In cases where plain radiographs do not show obvious signs of coalition, advanced imaging should be pursued. An MRI scan is beneficial to elucidate etiologic factors and sources of pain, and to evaluate any unsuspected lesions. Indeed, the diagnosis of lateral cuneocuboid coalition in our case was made with MRI. Magnetic resonance imaging of coalitions often shows bone marrow edema, subchondral cyst formation, and/or associated soft-tissue swelling in the involved joints, with findings varying depending on whether the coalition is osseous, fibrous, or cartilaginous.2,3,7,8 In the presented case, MRI showed bone marrow edema in the cuboid and lateral cuneiform, with evidence of fibrous coalition. Some investigators have advocated computed tomography over MRI because of thinner imaging slices and the ability to reveal arthritic changes. However, in our patient, arthritis in the affected joint or surrounding joints was unlikely given the patient's age. A computed tomographic scan likely would have been unremarkable, as was the case for Imai et al.6

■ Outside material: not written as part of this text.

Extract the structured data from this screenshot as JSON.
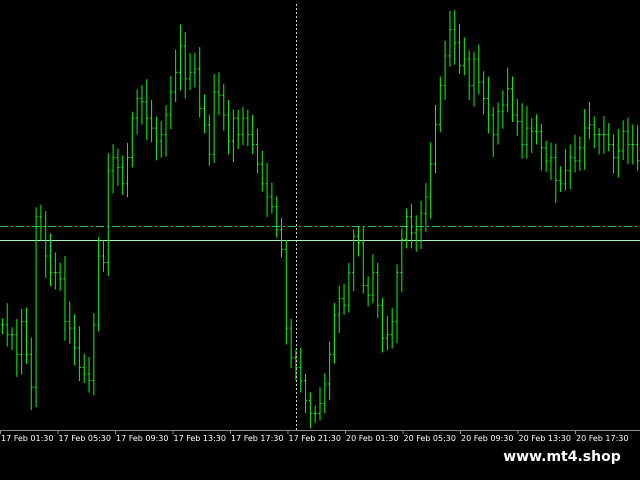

Surgical treatment will vary depending on the location of the coalition and extent of arthritic changes, but goals should include restoring motion and function and minimizing pain. A retrospective review by Scott and Tuten determined that young patients without deformity are typically treated successfully with surgical resection.9 Various surgical resection options are available, including interposition of fat, muscle, or bone wax.3-6,9-15 However, symptom recurrence after excision of a tarsal coalition occurs in approximately 20% of cases.16 Bone wax was used in our case to prevent bleeding and therefore postoperative fibrosis and ankylosis.17
Previously reported cases presented with peroneal spasm and limited range of motion. However, the clinical and radiographic presentation of the present case report was in stark contrast to these reports. Therefore, this case report highlights the lack of knowledge and literature regarding this type of coalition. Our case report is an example of a fibrous lateral cuneocuboid coalition successfully diagnosed with MRI and treated surgically with resection and bone wax interposition. At 6-year follow-up, the patient has no pain and is back to her normal activities. It is our hope that this case report can offer insight into successful management of this rare type of coalition. The rarity of this coalition and unsuspecting clinical presentation make it worthy of acknowledgment.
Financial Disclosure: None reported.
Conflict of Interest: None reported.